Alas, the vote on the next president of the United States is not up to us Europeans. Instead, today on November 3rd, millions of Americans will make their way to the ballots and cast their own votes in this crucial election and while current polling is showing a comfortable lead for Biden nationally as well as in most swing states, this election could still very well go either way.
How do our own pre-election survey results compare to others that have recently been published? Let’s have a look at this recent YouGov analysis which questioned respondents in the UK, Germany, France, Denmark, Sweden, Spain and Italy between the 15th of September and 4th of October.
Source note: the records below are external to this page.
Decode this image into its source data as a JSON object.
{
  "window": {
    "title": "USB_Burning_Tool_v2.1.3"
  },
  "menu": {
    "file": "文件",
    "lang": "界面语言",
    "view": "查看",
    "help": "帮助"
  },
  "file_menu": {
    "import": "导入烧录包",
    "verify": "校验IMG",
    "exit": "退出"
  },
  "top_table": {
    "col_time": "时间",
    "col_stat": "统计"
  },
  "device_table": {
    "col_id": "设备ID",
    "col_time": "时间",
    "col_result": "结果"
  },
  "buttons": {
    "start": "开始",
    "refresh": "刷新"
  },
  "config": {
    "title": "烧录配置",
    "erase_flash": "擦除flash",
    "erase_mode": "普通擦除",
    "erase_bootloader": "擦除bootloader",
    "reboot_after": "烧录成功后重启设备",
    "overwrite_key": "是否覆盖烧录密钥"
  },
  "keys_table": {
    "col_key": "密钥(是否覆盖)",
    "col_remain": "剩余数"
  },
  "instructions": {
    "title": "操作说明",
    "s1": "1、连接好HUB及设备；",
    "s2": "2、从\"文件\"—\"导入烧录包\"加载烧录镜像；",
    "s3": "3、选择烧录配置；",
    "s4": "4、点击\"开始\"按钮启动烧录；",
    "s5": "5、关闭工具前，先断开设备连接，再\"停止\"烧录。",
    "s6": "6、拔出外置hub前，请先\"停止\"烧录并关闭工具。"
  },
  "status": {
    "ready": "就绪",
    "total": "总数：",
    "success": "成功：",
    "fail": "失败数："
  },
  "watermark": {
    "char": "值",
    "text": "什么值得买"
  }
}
Similar to our own survey, YouGov also asked Europeans which candidate they would prefer as the next US President. The results are just as clear. Across the 7 European countries surveyed by YouGov an average of 65% of respondents want to see Joe Biden beat Donald Trump, while only 14% of Europeans would rather see Trump emerge victorious from the election. This gap was most striking in Denmark, where 80% of the population is in support of Joe Biden and only 6% of in favour of Trump. Note that the even higher support numbers for Biden in the YouGov data, compared to our own eupinions data, can be explained through a slightly different wording. While we have asked Europeans who they would vote for themselves, YouGov asked respondents to state which candidate they wished Americans chose. As a result, our sample has a rather large group of respondents stating they’d vote for neither candidate, even though they might still have a preference as to who of the two candidates should rather win the election. YouGov has also asked a number of additional questions that we’d like to report on as well.
Firstly, their analysis shows that while Europeans do have a clear favourite in former US Vice President Joe Biden, they are far less certain about the actual outcome of today's election. Even though respondents in all countries surveyed thought it was more likely than not that Biden will win over Trump, Denmark was the only country where an absolute majority actually held that believe.
Secondly, Europeans also voiced serious doubts about the US presidential election process and the fairness of the upcoming election. Across the seven European countries in the YouGov sample, an average of 44% of respondents thought that that the upcoming election would be either "mostly not free and fair" or "not free or fair at all", while just 5% of European respondents believed that the election would be completely free and fair. Europeans appear to have lost trust in a well-functioning US democracy, a sentiment that also came through in our own analysis when we asked Europeans to what extend they believed democracy in the US to be effective or ineffective (see figure 2). On average, 52% of EU citizens in our survey answered that they saw the US as an ineffective democracy, with the exception of Poland where 77% continue to believe the US democracy is effective.